It is Lent. The season set aside for reflection and contemplation of all that Jesus Christ suffered for our sakes. The season given to us as a time for purging and cleansing our lives of sin and obstacles to faith. The time when we are asked to follow Christ into the desert and in the silence, to listen and hear God.
It’s almost Holy Week; soon we will stand in solemn remembrance of a particular Friday in Jerusalem, long ago, when two pieces of wood became a bridge; became a Divine splint; became that thing Bell and Shuck have no use for any longer.
The “faith” Bell and Shuck preach is merely a vehicle for social justice according to their terms. It’s not a religion but a political and secular movement trading on God’s generosity and good nature.
But Christianity is first and foremost about the Cross.
There is no Christianity without Christ, and no Christ without the cross. There was no need for the cross except for our Redemption, and no need for that except for our sin. To preach Christianity without preaching repentance from sin and taking up your cross is just wicked babble.
Bell and Shuck both want a “Christianity” in which there’s no cross for them to carry, so first they must do away with the cross. Let us not speak of Calvary, they whisper. Let us not speak of sin. How ugly and accusing. God is looove!
God — whatever he may be to you, or nothing at all if you choose! — does not dwell on unpleasant things like rules, laws, right or wrong, good or evil. He cares only for your pleasure and satisfaction. All that offends him is the intractableness of some folks who insist that Jesus Christ is Lord; the Way, the Truth, and the Life.
It’s a very popular message in our culture today, where rights and opinions are paramount, and autonomy is inviolate. Obedience is a very bad word. Humility and reverence and sacrifice are spit out like sour milk. We’re quite sickened by the very concepts.
Bell’s and Shuck’s words sound very sweet indeed to ears itching for such pleasing affirmation and permission. Come, be your own god. Establish your own law. Determine for yourself what is good and what is not. Worship yourself. Worship your own ideals. Make social justice your religion, and by your own decree establish what justice means. Listen to the wisdom of the age and mold your god accordingly.

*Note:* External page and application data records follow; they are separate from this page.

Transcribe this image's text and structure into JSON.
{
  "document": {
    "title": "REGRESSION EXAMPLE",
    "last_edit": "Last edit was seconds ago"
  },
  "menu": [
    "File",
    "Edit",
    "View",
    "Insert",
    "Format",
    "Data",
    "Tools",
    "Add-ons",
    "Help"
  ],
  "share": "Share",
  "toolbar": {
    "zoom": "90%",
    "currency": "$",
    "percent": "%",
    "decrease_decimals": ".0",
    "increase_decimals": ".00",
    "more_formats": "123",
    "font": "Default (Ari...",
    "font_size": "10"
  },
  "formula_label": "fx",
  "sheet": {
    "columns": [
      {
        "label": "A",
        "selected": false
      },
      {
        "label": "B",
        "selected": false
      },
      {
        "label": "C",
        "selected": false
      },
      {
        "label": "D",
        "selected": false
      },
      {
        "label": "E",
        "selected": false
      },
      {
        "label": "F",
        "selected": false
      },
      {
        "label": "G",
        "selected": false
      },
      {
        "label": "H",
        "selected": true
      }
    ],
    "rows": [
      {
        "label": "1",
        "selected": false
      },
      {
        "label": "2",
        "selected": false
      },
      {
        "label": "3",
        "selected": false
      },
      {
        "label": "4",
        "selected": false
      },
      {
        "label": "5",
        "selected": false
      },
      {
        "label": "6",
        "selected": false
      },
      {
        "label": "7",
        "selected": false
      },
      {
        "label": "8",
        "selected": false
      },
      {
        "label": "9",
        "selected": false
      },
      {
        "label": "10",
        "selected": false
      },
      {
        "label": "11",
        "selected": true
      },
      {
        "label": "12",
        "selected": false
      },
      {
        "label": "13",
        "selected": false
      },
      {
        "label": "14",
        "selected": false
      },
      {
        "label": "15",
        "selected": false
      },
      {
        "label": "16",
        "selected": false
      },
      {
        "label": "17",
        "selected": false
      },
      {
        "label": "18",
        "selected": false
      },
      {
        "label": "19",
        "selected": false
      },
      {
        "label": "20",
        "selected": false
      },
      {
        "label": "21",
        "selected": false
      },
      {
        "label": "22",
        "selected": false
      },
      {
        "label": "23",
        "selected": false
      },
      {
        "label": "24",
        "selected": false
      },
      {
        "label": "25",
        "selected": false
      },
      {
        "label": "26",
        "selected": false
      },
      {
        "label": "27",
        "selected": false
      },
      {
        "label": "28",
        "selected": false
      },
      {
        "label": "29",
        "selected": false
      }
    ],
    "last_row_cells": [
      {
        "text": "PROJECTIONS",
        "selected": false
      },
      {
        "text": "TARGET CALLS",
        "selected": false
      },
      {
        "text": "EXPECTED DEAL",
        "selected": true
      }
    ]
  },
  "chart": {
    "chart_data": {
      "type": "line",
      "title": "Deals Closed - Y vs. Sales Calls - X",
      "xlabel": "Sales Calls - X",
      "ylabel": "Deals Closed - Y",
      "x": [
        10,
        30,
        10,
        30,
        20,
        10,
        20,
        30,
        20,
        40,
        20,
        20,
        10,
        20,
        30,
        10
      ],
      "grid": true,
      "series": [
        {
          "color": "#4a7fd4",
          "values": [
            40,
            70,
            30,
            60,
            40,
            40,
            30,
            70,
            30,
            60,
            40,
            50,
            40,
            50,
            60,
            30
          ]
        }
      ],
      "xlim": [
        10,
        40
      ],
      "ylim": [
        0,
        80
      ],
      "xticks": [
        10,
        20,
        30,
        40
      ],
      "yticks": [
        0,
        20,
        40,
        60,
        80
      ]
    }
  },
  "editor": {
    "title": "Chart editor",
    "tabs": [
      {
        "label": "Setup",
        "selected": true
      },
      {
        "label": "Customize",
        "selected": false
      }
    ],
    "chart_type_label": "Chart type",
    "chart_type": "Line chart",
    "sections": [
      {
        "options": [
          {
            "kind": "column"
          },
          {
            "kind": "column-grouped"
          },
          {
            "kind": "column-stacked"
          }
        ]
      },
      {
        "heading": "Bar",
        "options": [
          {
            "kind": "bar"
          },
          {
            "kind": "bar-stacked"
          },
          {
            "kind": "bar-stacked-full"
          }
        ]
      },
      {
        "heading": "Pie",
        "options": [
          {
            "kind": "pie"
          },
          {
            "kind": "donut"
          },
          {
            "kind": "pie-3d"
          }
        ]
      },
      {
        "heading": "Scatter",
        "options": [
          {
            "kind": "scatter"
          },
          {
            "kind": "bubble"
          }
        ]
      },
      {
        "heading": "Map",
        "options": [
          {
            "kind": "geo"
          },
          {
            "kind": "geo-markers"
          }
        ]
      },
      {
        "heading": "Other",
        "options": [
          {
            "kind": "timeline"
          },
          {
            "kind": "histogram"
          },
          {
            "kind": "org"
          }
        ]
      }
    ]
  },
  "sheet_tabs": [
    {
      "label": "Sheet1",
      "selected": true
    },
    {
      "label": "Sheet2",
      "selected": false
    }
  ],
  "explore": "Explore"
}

Bell and Shuck are fools handing out Play-doh to more poor fools who listen to them and start molding and squishing their own god.
Their malleable inventions will never save them. For that you need solid wood.
I’ll take the foolishness of the Cross over the wisdom of this world any day.
“For the word of the cross is folly to those who are perishing, but to us who are being saved it is the power of God. For it is written, ‘I will destroy the wisdom of the wise, and the cleverness of the clever I will thwart.’ Where is the wise man? Where is the scribe? Where is the debater of this age? Has not God made foolish the wisdom of the world? For since, in the wisdom of God, the world did not know God through wisdom, it pleased God through the folly of what we preach to save those who believe.” “For the foolishness of God is wiser than men, and the weakness of God is stronger than men.” 1 Cor 1:18-21,25